**EXERCISE**. In your copy of the entries, please include no pictures and return every word exactly.

**EXERCISE DATA**.
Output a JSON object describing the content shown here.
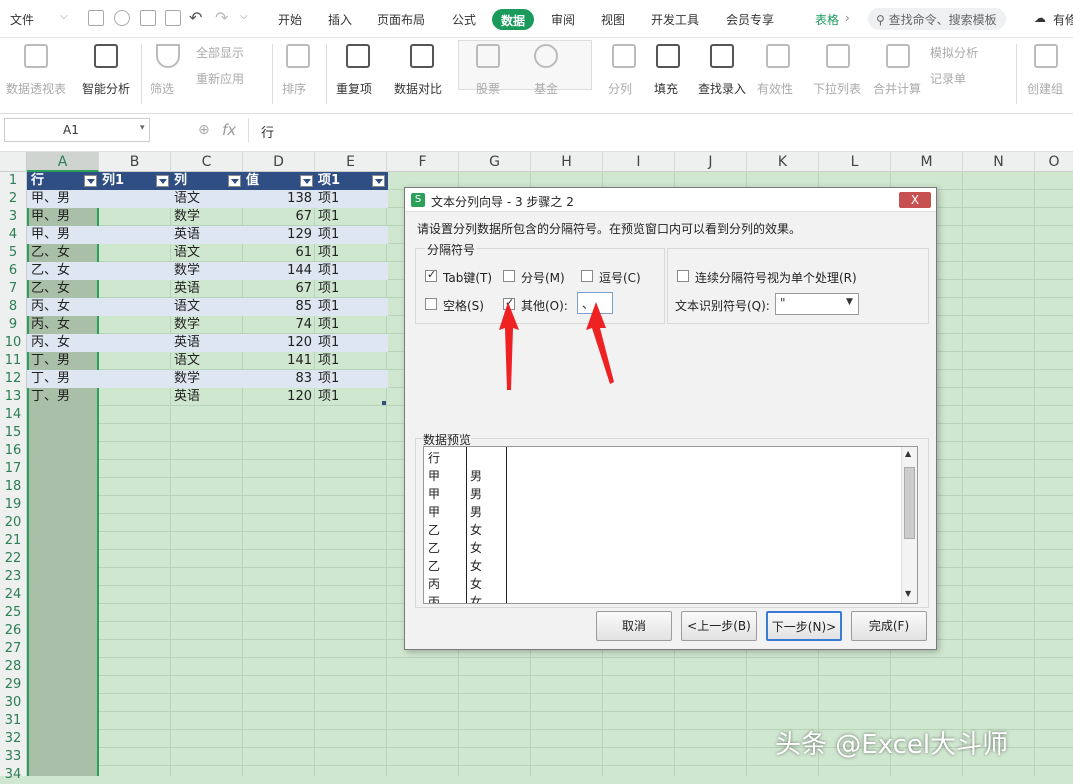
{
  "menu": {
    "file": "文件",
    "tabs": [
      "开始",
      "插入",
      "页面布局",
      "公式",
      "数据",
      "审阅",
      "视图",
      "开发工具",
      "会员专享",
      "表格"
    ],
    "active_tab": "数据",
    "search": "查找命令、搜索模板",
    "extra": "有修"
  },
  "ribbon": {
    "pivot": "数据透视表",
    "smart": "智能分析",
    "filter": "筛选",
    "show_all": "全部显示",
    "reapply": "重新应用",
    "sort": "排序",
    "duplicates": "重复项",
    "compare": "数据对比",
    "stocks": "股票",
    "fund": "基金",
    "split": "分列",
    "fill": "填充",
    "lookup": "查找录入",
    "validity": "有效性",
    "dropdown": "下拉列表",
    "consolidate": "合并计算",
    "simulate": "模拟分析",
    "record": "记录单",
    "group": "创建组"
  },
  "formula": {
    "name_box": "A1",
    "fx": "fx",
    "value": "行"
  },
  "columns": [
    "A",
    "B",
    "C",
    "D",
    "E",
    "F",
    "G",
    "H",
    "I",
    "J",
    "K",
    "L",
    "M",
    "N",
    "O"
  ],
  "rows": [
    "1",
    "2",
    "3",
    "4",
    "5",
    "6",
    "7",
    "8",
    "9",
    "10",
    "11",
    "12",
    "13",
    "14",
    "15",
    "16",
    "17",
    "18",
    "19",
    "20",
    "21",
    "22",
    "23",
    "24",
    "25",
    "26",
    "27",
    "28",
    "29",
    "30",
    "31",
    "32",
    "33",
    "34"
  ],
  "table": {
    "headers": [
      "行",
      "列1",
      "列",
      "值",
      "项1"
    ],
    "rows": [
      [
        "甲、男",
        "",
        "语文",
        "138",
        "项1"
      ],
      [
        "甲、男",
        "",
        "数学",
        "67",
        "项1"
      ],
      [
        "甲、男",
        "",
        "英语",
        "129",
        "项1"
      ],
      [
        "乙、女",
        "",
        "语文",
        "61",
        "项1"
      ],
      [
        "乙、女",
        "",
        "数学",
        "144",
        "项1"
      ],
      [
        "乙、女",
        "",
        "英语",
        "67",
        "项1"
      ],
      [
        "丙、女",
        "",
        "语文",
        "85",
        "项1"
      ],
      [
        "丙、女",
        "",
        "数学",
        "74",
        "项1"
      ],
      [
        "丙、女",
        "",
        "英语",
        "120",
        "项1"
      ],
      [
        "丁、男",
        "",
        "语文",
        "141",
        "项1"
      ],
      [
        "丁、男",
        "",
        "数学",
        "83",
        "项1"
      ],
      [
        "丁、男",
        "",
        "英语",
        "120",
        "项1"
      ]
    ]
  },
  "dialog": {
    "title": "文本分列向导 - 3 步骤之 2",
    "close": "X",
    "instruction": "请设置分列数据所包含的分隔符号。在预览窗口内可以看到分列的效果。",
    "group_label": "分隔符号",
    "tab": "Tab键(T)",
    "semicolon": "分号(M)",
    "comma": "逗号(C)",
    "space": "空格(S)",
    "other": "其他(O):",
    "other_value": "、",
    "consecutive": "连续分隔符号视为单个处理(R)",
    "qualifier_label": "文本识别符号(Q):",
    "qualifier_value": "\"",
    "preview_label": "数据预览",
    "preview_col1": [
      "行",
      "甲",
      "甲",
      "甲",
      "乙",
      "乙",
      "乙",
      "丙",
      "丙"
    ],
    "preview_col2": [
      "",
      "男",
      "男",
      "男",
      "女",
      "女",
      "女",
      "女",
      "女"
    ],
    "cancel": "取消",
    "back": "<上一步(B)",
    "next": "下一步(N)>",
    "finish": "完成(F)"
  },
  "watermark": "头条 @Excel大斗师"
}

**THE COMPLETED TASK**.
Output a JSON object describing the content shown here.
{
  "menu": {
    "file": "文件",
    "tabs": [
      "开始",
      "插入",
      "页面布局",
      "公式",
      "数据",
      "审阅",
      "视图",
      "开发工具",
      "会员专享",
      "表格"
    ],
    "active_tab": "数据",
    "search": "查找命令、搜索模板",
    "extra": "有修"
  },
  "ribbon": {
    "pivot": "数据透视表",
    "smart": "智能分析",
    "filter": "筛选",
    "show_all": "全部显示",
    "reapply": "重新应用",
    "sort": "排序",
    "duplicates": "重复项",
    "compare": "数据对比",
    "stocks": "股票",
    "fund": "基金",
    "split": "分列",
    "fill": "填充",
    "lookup": "查找录入",
    "validity": "有效性",
    "dropdown": "下拉列表",
    "consolidate": "合并计算",
    "simulate": "模拟分析",
    "record": "记录单",
    "group": "创建组"
  },
  "formula": {
    "name_box": "A1",
    "fx": "fx",
    "value": "行"
  },
  "columns": [
    "A",
    "B",
    "C",
    "D",
    "E",
    "F",
    "G",
    "H",
    "I",
    "J",
    "K",
    "L",
    "M",
    "N",
    "O"
  ],
  "rows": [
    "1",
    "2",
    "3",
    "4",
    "5",
    "6",
    "7",
    "8",
    "9",
    "10",
    "11",
    "12",
    "13",
    "14",
    "15",
    "16",
    "17",
    "18",
    "19",
    "20",
    "21",
    "22",
    "23",
    "24",
    "25",
    "26",
    "27",
    "28",
    "29",
    "30",
    "31",
    "32",
    "33",
    "34"
  ],
  "table": {
    "headers": [
      "行",
      "列1",
      "列",
      "值",
      "项1"
    ],
    "rows": [
      [
        "甲、男",
        "",
        "语文",
        "138",
        "项1"
      ],
      [
        "甲、男",
        "",
        "数学",
        "67",
        "项1"
      ],
      [
        "甲、男",
        "",
        "英语",
        "129",
        "项1"
      ],
      [
        "乙、女",
        "",
        "语文",
        "61",
        "项1"
      ],
      [
        "乙、女",
        "",
        "数学",
        "144",
        "项1"
      ],
      [
        "乙、女",
        "",
        "英语",
        "67",
        "项1"
      ],
      [
        "丙、女",
        "",
        "语文",
        "85",
        "项1"
      ],
      [
        "丙、女",
        "",
        "数学",
        "74",
        "项1"
      ],
      [
        "丙、女",
        "",
        "英语",
        "120",
        "项1"
      ],
      [
        "丁、男",
        "",
        "语文",
        "141",
        "项1"
      ],
      [
        "丁、男",
        "",
        "数学",
        "83",
        "项1"
      ],
      [
        "丁、男",
        "",
        "英语",
        "120",
        "项1"
      ]
    ]
  },
  "dialog": {
    "title": "文本分列向导 - 3 步骤之 2",
    "close": "X",
    "instruction": "请设置分列数据所包含的分隔符号。在预览窗口内可以看到分列的效果。",
    "group_label": "分隔符号",
    "tab": "Tab键(T)",
    "semicolon": "分号(M)",
    "comma": "逗号(C)",
    "space": "空格(S)",
    "other": "其他(O):",
    "other_value": "、",
    "consecutive": "连续分隔符号视为单个处理(R)",
    "qualifier_label": "文本识别符号(Q):",
    "qualifier_value": "\"",
    "preview_label": "数据预览",
    "preview_col1": [
      "行",
      "甲",
      "甲",
      "甲",
      "乙",
      "乙",
      "乙",
      "丙",
      "丙"
    ],
    "preview_col2": [
      "",
      "男",
      "男",
      "男",
      "女",
      "女",
      "女",
      "女",
      "女"
    ],
    "cancel": "取消",
    "back": "<上一步(B)",
    "next": "下一步(N)>",
    "finish": "完成(F)"
  },
  "watermark": "头条 @Excel大斗师"
}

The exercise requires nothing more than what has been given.